Martin Guptill, barring a miraculous recovery, has played his last match in this series.
But the New Zealand opener is no stranger to miracles, prising victory from the jaws of defeat for England after coming out to bat having retired hurt after pulling a hamstring.
People who look like walking is an intense effort (Mike Gatting excepted) are not generally associated with great feats of batsmanship.
And nobody would have begrudged Guptill an evening with the medics, assessing his injury and working out what the best way would be to get him ready for the Tests next month.
But Martin Guptill is not the retiring type. You’d probably expect nothing less from a man nicknamed ‘Marty Two Toes’ (you can see why if you dare, but be warned – you don’t get a name like Marty Two Toes by having a full complement of toes).
There were reports from the New Zealand dressing room that he would return to the crease ‘if required’ – and with seven wickets down, and batsmen running out, Guptill limped back out to the crease.
Cowers thought it was a bit mad – and he was right. But he also thought that sending out Kyle Mills, who would be able to run quick singles and play the foil for his captain would be the better chance of the Black Caps winning the match – and he was wrong.
Enter Guptill: 4-6-1-.-.-4-4-4-.-1
And with that, the contest was over – with seven balls to spare. In fact, he’d probably settled it even earlier when he played a late cut to Steven Finn over the third of third man and away for six, to the amazement of Seddon Park.
England, who felt they were finally reeling New Zealand in, were suddenly being assaulted by both batsmen, and lost their composure in the onslaught.
There had been little sign that it was coming – Guptill had earlier found James Anderson and Finn almost unplayable, scoring three in 17 before deciding he could no longer continue.
His sign-off though, was fitting – having levelled the scores with a boundary, he pushed a single for the winning runs, showing his limitations by limping the 22 yards to get his side home. He made it, and he deserved the applause that came from both sides for his efforts.
England fans tend to warm to cricketers who display a bit of bravery. Take Graeme Smith, previously just a brilliant captain-retiring automaton. In 2005 he won hearts and minds by going out to bat for South Africa in an attempt to save a Test and the series at the Wanderers, and scoring 67 not out in vain.
Implausible as it sounds that match, just eight years ago, occurred before the first summer of Twenty20 cricket, but this was an act of heroism for the T20 generation – ten balls of excitement that turned a limited-overs match.

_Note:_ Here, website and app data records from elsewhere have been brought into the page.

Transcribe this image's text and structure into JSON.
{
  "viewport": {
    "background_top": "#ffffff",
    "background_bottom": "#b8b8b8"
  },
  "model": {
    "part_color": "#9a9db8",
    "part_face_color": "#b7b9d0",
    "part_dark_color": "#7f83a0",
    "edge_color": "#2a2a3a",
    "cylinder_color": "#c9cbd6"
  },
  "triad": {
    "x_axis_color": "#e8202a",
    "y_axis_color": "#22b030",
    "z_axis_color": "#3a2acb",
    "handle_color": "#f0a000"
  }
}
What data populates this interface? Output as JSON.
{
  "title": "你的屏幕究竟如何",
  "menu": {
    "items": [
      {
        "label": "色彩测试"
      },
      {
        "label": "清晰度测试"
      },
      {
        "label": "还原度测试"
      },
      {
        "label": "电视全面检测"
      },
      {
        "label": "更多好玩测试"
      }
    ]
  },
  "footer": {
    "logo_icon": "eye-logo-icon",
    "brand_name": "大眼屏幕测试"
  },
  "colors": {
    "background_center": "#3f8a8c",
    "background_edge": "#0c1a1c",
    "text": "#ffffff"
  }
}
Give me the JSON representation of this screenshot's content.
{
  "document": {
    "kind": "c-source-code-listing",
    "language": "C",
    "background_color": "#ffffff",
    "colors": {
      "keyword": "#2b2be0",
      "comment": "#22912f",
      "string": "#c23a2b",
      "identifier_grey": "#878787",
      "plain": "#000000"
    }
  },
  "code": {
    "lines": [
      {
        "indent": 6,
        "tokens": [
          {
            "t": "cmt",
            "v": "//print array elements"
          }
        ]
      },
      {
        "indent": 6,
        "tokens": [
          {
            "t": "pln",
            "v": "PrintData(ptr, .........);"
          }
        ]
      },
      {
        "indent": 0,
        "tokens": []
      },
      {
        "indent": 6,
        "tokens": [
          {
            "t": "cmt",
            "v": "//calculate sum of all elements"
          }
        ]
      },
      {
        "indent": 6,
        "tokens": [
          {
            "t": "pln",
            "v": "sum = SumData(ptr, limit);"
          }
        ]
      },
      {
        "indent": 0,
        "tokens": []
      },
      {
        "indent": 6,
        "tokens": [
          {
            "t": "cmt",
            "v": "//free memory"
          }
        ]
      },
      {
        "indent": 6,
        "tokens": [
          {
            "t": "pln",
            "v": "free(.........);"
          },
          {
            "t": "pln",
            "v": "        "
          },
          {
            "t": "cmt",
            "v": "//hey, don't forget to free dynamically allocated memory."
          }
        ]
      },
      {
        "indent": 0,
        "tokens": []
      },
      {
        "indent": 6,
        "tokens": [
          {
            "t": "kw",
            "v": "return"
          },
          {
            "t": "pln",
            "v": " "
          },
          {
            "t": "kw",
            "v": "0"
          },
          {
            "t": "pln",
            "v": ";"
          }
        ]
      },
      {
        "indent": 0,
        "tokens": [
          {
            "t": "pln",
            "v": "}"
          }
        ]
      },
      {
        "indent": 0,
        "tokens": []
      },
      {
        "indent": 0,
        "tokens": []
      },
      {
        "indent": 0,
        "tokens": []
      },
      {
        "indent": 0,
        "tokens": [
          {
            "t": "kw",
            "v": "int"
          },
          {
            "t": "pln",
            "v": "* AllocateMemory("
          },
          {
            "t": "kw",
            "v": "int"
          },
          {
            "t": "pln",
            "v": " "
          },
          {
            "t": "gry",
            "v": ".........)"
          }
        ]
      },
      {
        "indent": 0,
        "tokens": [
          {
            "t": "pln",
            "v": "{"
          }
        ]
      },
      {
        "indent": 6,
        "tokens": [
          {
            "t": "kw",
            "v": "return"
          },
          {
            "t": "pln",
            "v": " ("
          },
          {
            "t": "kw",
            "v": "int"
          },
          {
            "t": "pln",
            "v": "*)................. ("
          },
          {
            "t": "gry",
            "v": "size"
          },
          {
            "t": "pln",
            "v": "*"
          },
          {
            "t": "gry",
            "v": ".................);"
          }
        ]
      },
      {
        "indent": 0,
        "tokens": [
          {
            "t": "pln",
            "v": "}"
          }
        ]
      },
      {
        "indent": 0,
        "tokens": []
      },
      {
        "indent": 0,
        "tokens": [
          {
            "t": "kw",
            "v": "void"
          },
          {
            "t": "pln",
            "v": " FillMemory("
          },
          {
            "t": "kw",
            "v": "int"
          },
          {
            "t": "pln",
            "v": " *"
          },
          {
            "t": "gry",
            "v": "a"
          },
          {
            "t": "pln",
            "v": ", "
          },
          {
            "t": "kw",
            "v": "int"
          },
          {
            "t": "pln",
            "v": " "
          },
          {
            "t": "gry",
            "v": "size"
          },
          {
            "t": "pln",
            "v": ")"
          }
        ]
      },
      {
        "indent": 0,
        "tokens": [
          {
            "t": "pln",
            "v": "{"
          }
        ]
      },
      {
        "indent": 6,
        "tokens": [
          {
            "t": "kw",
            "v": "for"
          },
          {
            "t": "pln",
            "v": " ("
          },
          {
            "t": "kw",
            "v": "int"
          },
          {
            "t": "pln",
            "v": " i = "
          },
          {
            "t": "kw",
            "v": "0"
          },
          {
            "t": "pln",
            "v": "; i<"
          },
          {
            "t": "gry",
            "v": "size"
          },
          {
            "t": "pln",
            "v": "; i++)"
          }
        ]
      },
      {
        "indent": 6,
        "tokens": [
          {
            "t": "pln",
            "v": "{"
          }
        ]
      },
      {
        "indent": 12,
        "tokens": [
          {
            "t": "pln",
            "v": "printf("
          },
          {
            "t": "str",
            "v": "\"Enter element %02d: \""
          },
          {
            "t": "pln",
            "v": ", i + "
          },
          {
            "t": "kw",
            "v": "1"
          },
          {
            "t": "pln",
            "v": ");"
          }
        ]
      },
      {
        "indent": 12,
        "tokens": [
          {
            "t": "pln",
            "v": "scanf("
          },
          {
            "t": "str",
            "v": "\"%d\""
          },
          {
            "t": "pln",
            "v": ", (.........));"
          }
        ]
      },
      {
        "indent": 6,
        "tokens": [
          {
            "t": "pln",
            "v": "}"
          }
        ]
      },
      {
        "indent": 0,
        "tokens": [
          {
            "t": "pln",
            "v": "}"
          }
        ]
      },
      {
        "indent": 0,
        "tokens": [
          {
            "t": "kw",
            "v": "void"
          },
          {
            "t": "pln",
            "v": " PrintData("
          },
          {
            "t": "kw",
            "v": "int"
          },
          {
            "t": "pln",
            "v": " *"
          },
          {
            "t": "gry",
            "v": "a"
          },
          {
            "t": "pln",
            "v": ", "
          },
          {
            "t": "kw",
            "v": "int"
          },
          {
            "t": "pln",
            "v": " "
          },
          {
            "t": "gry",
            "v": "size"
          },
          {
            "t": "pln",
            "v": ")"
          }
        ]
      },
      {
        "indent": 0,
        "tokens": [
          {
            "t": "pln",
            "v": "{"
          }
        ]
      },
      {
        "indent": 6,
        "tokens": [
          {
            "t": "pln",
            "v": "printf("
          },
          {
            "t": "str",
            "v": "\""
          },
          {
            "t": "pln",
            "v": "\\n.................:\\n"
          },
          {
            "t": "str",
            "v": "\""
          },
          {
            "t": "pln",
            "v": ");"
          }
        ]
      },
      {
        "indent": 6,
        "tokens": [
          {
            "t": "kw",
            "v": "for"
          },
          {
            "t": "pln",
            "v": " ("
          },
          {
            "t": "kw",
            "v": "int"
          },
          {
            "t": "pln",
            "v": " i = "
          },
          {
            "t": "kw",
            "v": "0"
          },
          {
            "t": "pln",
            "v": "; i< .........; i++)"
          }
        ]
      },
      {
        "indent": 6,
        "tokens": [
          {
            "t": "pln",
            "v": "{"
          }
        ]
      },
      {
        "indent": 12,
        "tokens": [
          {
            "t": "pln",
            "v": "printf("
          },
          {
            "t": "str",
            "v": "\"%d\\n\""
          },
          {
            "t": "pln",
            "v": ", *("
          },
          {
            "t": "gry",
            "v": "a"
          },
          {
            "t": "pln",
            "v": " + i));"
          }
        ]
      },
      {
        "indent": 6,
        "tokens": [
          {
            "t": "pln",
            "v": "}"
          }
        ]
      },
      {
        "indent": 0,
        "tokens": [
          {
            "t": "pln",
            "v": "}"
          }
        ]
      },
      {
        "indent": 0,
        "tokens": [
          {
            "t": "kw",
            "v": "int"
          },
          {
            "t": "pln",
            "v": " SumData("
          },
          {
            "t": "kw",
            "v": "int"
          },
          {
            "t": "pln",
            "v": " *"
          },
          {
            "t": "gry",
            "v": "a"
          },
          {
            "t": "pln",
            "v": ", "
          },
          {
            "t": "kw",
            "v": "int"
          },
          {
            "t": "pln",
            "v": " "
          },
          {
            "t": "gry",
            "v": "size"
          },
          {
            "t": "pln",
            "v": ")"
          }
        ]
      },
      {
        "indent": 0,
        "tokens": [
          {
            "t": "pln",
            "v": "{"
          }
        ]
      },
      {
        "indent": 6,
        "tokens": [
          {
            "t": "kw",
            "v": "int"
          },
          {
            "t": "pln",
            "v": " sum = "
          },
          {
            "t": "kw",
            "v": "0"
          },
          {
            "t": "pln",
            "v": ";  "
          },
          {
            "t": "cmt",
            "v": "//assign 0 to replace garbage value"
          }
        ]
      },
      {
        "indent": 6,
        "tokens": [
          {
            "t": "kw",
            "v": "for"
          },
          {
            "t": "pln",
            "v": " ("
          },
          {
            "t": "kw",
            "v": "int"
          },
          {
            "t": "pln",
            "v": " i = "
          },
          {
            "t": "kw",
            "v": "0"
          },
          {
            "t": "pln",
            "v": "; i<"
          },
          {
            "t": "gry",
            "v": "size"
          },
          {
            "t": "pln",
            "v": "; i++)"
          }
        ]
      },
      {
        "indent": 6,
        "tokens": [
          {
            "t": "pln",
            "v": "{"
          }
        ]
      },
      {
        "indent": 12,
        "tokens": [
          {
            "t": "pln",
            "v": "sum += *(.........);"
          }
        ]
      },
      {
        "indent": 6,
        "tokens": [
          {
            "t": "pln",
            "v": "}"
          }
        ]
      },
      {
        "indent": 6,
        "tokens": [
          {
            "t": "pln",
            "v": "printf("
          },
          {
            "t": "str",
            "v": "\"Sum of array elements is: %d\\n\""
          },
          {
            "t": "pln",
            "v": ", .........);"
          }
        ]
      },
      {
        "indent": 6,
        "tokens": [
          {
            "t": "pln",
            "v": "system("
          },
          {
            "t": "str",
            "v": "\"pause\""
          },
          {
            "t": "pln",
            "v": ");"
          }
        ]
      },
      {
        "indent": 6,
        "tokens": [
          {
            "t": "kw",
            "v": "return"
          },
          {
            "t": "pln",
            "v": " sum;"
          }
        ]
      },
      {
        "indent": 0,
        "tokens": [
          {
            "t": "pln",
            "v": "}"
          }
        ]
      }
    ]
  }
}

Job done – and now Guptill can take his place on the treatment table and see whether New Zealand can win one of their next two matches and with it claim the series.
It’s probably just as well for England. Imagine what damage he might wreak if he had working hamstrings and all his toes on his left foot…